Investments in Artificial Intelligence
On the earnings call, Facebook said that it's taking repeat attempts to weaponize its platform for information warfare campaigns and to interfere in countries' electoral systems seriously.
In part, the company says it's doing that via artificial intelligence - in this case, however, perhaps more accurately known as machine learning (see What's Artificial Intelligence? Here's a Solid Definition).
"Our investments in AI mean we can now remove more bad content quickly because we don't have to wait until after it's reported," Zuckerberg said. "It frees our reviewers to work on cases where human expertise is needed to understand the context or nuance of a situation. In Q1, for example, almost 90 percent of graphic violence content that we removed or added a warning label to was identified using AI. This shift from reactive to proactive detection is a big change - and it will make Facebook safer for everyone."
Plans for Election Integrity, Countering Fake News
Sandberg also detailed broader efforts beyond AI. "We've taken strong steps to address a number of issues including election integrity, fake news and protecting people's information," she said on the earnings call. "One of the most important things we can do to effect change is to increase transparency because transparency leads to greater accountability."
Sandberg said technology and staffers were being used to try and spot as much unauthorized content as possible, but said that it continues to rely on users to flag content as well. "We wish we could find everything ourselves, but we never will, so we're building tools to make it easier for people to report issues to us."

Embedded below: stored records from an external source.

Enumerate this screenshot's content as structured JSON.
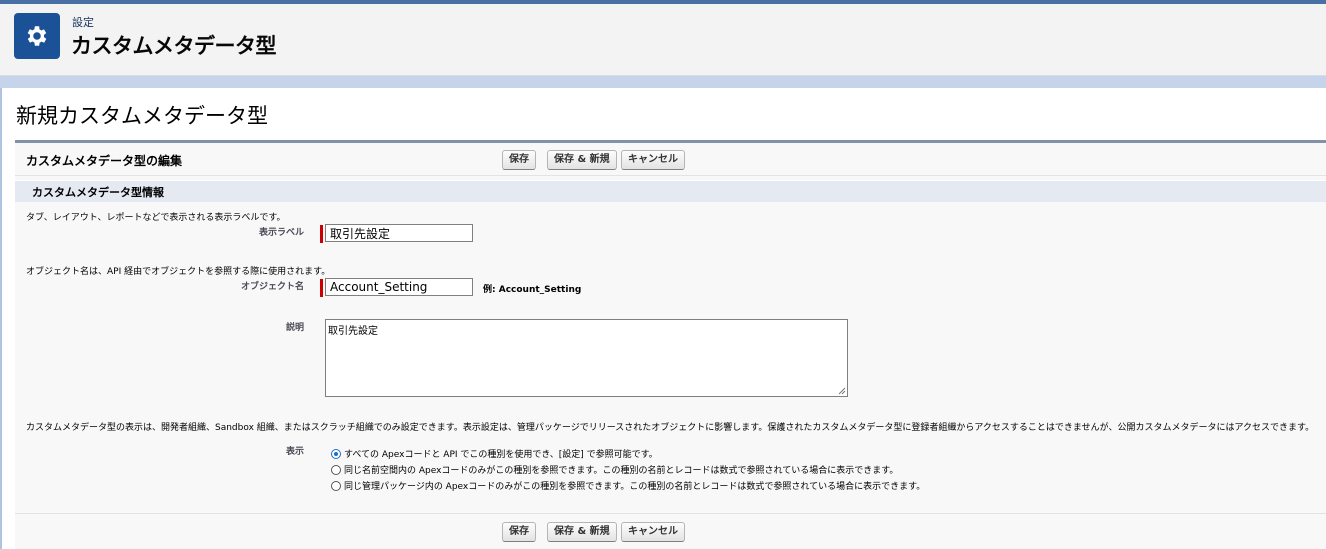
{
  "header": {
    "breadcrumb": "設定",
    "title": "カスタムメタデータ型",
    "icon": "gear-icon"
  },
  "page_title": "新規カスタムメタデータ型",
  "edit_block": {
    "title": "カスタムメタデータ型の編集",
    "save_label": "保存",
    "save_new_label": "保存 & 新規",
    "cancel_label": "キャンセル"
  },
  "section": {
    "title": "カスタムメタデータ型情報",
    "label_help": "タブ、レイアウト、レポートなどで表示される表示ラベルです。",
    "label_field_label": "表示ラベル",
    "label_value": "取引先設定",
    "object_help": "オブジェクト名は、API 経由でオブジェクトを参照する際に使用されます。",
    "object_field_label": "オブジェクト名",
    "object_value": "Account_Setting",
    "object_example": "例:  Account_Setting",
    "description_label": "説明",
    "description_value": "取引先設定",
    "visibility_help": "カスタムメタデータ型の表示は、開発者組織、Sandbox 組織、またはスクラッチ組織でのみ設定できます。表示設定は、管理パッケージでリリースされたオブジェクトに影響します。保護されたカスタムメタデータ型に登録者組織からアクセスすることはできませんが、公開カスタムメタデータにはアクセスできます。",
    "visibility_label": "表示",
    "visibility_options": [
      "すべての Apexコードと API でこの種別を使用でき、[設定] で参照可能です。",
      "同じ名前空間内の Apexコードのみがこの種別を参照できます。この種別の名前とレコードは数式で参照されている場合に表示できます。",
      "同じ管理パッケージ内の Apexコードのみがこの種別を参照できます。この種別の名前とレコードは数式で参照されている場合に表示できます。"
    ],
    "selected_option": 0
  },
  "colors": {
    "accent": "#1b5297",
    "required": "#cc0000",
    "block_border": "#8192a9"
  }
}
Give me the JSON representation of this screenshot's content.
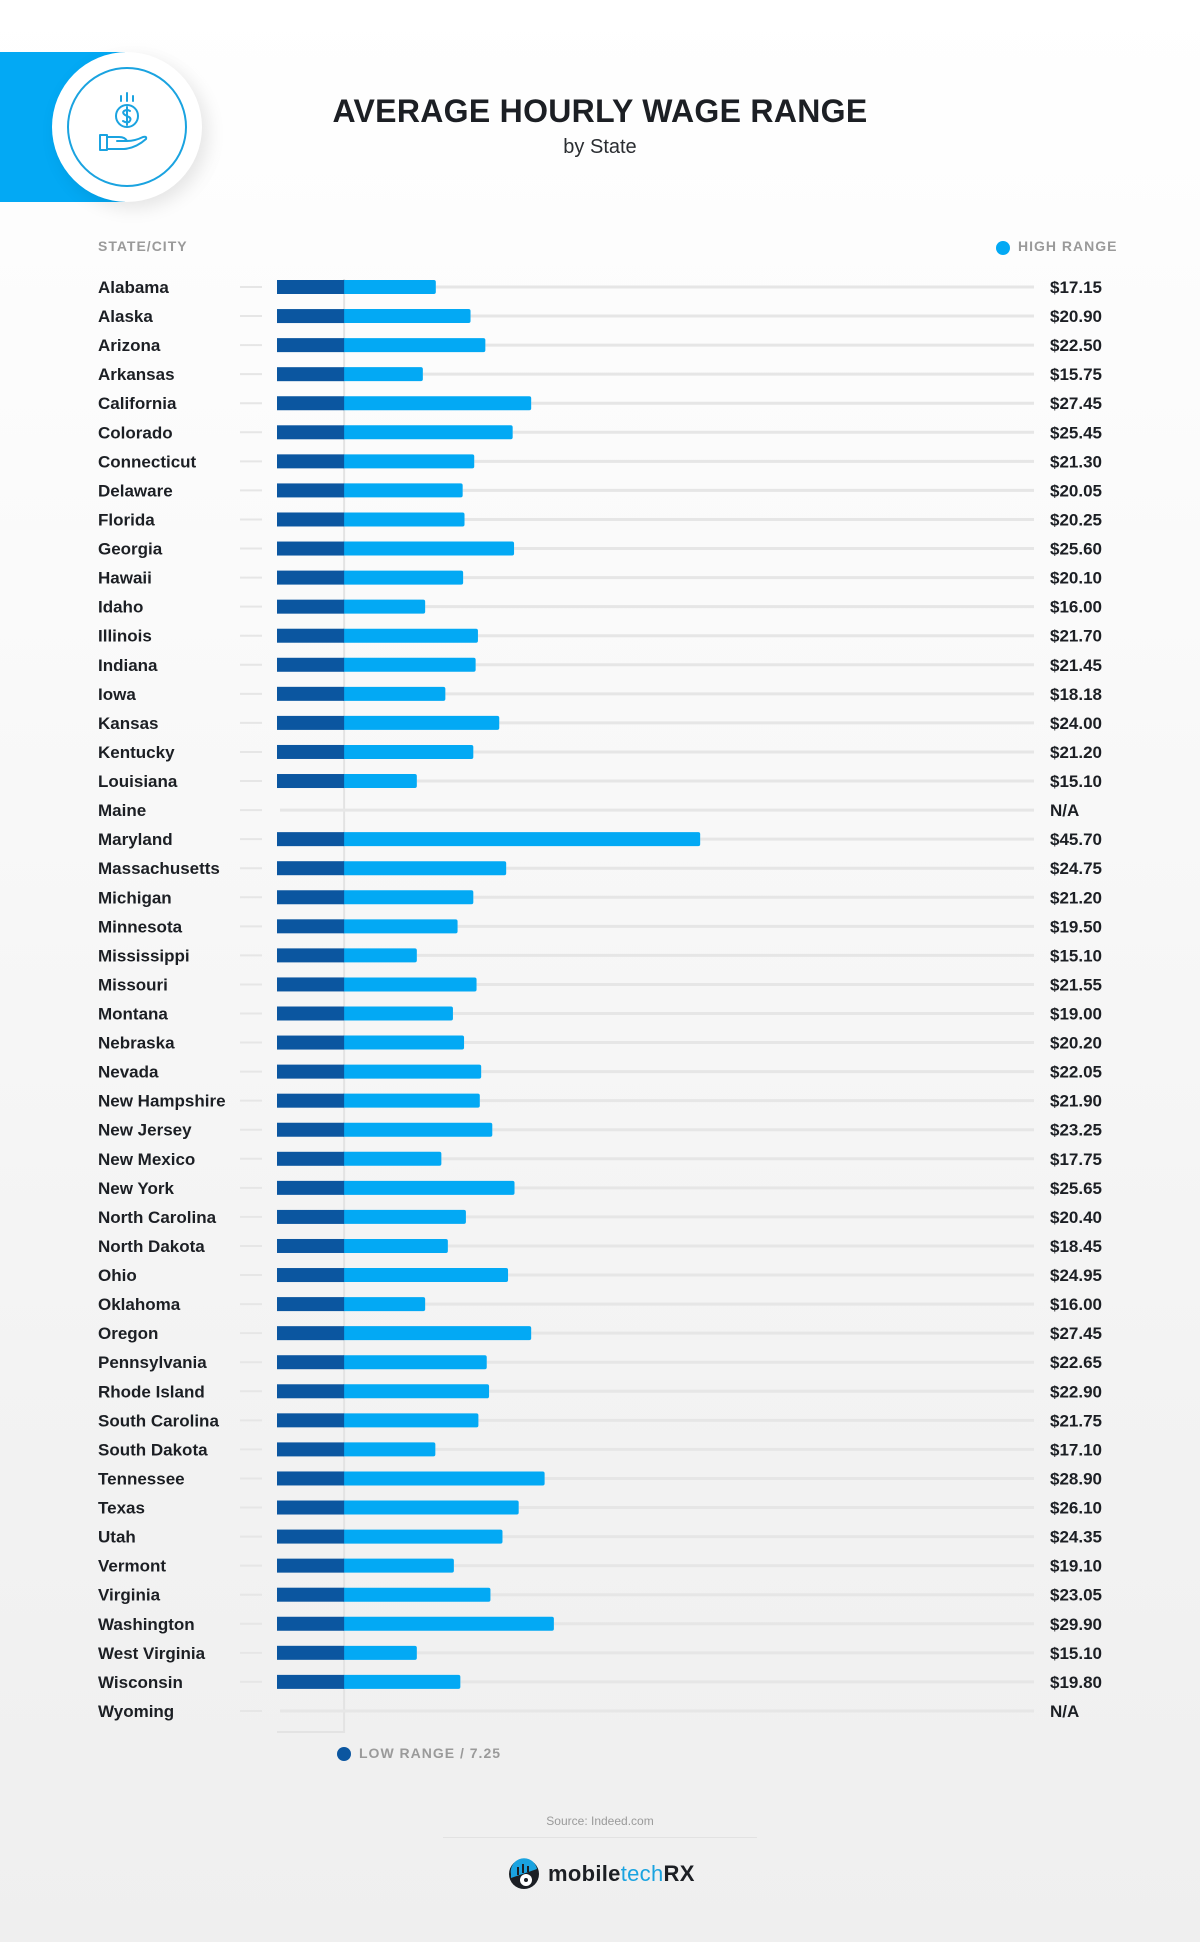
{
  "header": {
    "title": "AVERAGE HOURLY WAGE RANGE",
    "subtitle": "by State",
    "icon": "money-hand-icon"
  },
  "colors": {
    "low_range": "#0b56a0",
    "high_range": "#03a9f4",
    "accent_strip": "#03a9f4",
    "gridline": "#e6e6e6"
  },
  "column_headers": {
    "left": "STATE/CITY",
    "right": "HIGH RANGE"
  },
  "chart_data": {
    "type": "bar",
    "orientation": "horizontal",
    "title": "AVERAGE HOURLY WAGE RANGE",
    "subtitle": "by State",
    "xlabel": "",
    "ylabel": "STATE/CITY",
    "legend": [
      {
        "name": "HIGH RANGE",
        "color": "#03a9f4",
        "placement": "top-right"
      },
      {
        "name": "LOW RANGE / 7.25",
        "color": "#0b56a0",
        "placement": "bottom"
      }
    ],
    "low_range": 7.25,
    "grid": true,
    "xlim": [
      0,
      82
    ],
    "categories": [
      "Alabama",
      "Alaska",
      "Arizona",
      "Arkansas",
      "California",
      "Colorado",
      "Connecticut",
      "Delaware",
      "Florida",
      "Georgia",
      "Hawaii",
      "Idaho",
      "Illinois",
      "Indiana",
      "Iowa",
      "Kansas",
      "Kentucky",
      "Louisiana",
      "Maine",
      "Maryland",
      "Massachusetts",
      "Michigan",
      "Minnesota",
      "Mississippi",
      "Missouri",
      "Montana",
      "Nebraska",
      "Nevada",
      "New Hampshire",
      "New Jersey",
      "New Mexico",
      "New York",
      "North Carolina",
      "North Dakota",
      "Ohio",
      "Oklahoma",
      "Oregon",
      "Pennsylvania",
      "Rhode Island",
      "South Carolina",
      "South Dakota",
      "Tennessee",
      "Texas",
      "Utah",
      "Vermont",
      "Virginia",
      "Washington",
      "West Virginia",
      "Wisconsin",
      "Wyoming"
    ],
    "series": [
      {
        "name": "LOW RANGE",
        "values": [
          7.25,
          7.25,
          7.25,
          7.25,
          7.25,
          7.25,
          7.25,
          7.25,
          7.25,
          7.25,
          7.25,
          7.25,
          7.25,
          7.25,
          7.25,
          7.25,
          7.25,
          7.25,
          null,
          7.25,
          7.25,
          7.25,
          7.25,
          7.25,
          7.25,
          7.25,
          7.25,
          7.25,
          7.25,
          7.25,
          7.25,
          7.25,
          7.25,
          7.25,
          7.25,
          7.25,
          7.25,
          7.25,
          7.25,
          7.25,
          7.25,
          7.25,
          7.25,
          7.25,
          7.25,
          7.25,
          7.25,
          7.25,
          7.25,
          null
        ]
      },
      {
        "name": "HIGH RANGE",
        "values": [
          17.15,
          20.9,
          22.5,
          15.75,
          27.45,
          25.45,
          21.3,
          20.05,
          20.25,
          25.6,
          20.1,
          16.0,
          21.7,
          21.45,
          18.18,
          24.0,
          21.2,
          15.1,
          null,
          45.7,
          24.75,
          21.2,
          19.5,
          15.1,
          21.55,
          19.0,
          20.2,
          22.05,
          21.9,
          23.25,
          17.75,
          25.65,
          20.4,
          18.45,
          24.95,
          16.0,
          27.45,
          22.65,
          22.9,
          21.75,
          17.1,
          28.9,
          26.1,
          24.35,
          19.1,
          23.05,
          29.9,
          15.1,
          19.8,
          null
        ]
      }
    ],
    "value_labels": [
      "$17.15",
      "$20.90",
      "$22.50",
      "$15.75",
      "$27.45",
      "$25.45",
      "$21.30",
      "$20.05",
      "$20.25",
      "$25.60",
      "$20.10",
      "$16.00",
      "$21.70",
      "$21.45",
      "$18.18",
      "$24.00",
      "$21.20",
      "$15.10",
      "N/A",
      "$45.70",
      "$24.75",
      "$21.20",
      "$19.50",
      "$15.10",
      "$21.55",
      "$19.00",
      "$20.20",
      "$22.05",
      "$21.90",
      "$23.25",
      "$17.75",
      "$25.65",
      "$20.40",
      "$18.45",
      "$24.95",
      "$16.00",
      "$27.45",
      "$22.65",
      "$22.90",
      "$21.75",
      "$17.10",
      "$28.90",
      "$26.10",
      "$24.35",
      "$19.10",
      "$23.05",
      "$29.90",
      "$15.10",
      "$19.80",
      "N/A"
    ]
  },
  "footer": {
    "low_legend": "LOW RANGE / 7.25",
    "source": "Source: Indeed.com",
    "logo": {
      "part1": "mobile",
      "part2": "tech",
      "part3": "RX",
      "icon": "mobiletechrx-logo-icon"
    }
  }
}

She says that to combat information warfare campaigns, Facebook requires "political and issue" ad buyers to prove who they are. "Advertisers placing ads with political content are now required to verify their identity and location," Sandberg said. "These ads will be labeled with a disclosure about who paid for them and saved in a searchable archive."
CSO's Privacy and Security Prescription
Regardless, Facebook's senior management team appears to be making a serious effort to overhaul the social network's approach to security and privacy.
The new approach appears to align with a no-holds-barred analysis distributed internally at Facebook on March 23 by departing CSO Alex Stamos, who called on the company to get its privacy and security act together. He also said the company needed to listen when it was accused of doing something "creepy" by users or employees.
"We need to build a user experience that conveys honesty and respect, not one optimized to get people to click yes to giving us more access," Stamos wrote in his memo, which was first published on Tuesday by BuzzFeed.
Stamos called on senior managers to make the changes, even though they would undoubtedly affect revenue growth. "We need to deprioritize short-term growth and revenue and to explain to Wall Street why that is OK," Stamos wrote. "We need to be willing to pick sides when there are clear moral or humanitarian issues. And we need to be open, honest and transparent about our challenges and what we are doing to fix them."
Facebook Faces GDPR Complaints
GDPR may yet have a more direct impact on Facebook, since companies can be reported to independent authorities for alleged violations of the data protection law.
At midnight on May 25, Austrian privacy rights campaigner Max Schrems filed complaints worth €3.9 billion ($4.6 billion) against Facebook and its WhatsApp and Instagram subsidiaries, accusing them of forcing users to accept "coercive" new terms that undercut GDPR's protections (see Europe's Strong GDPR Privacy Rules Go Into Full Effect).
Schrems heads a new privacy lobbying group call noyb - for "none of your business." He's previously filed claims against Facebook, Google and other technology giants alleging that they violated European privacy laws.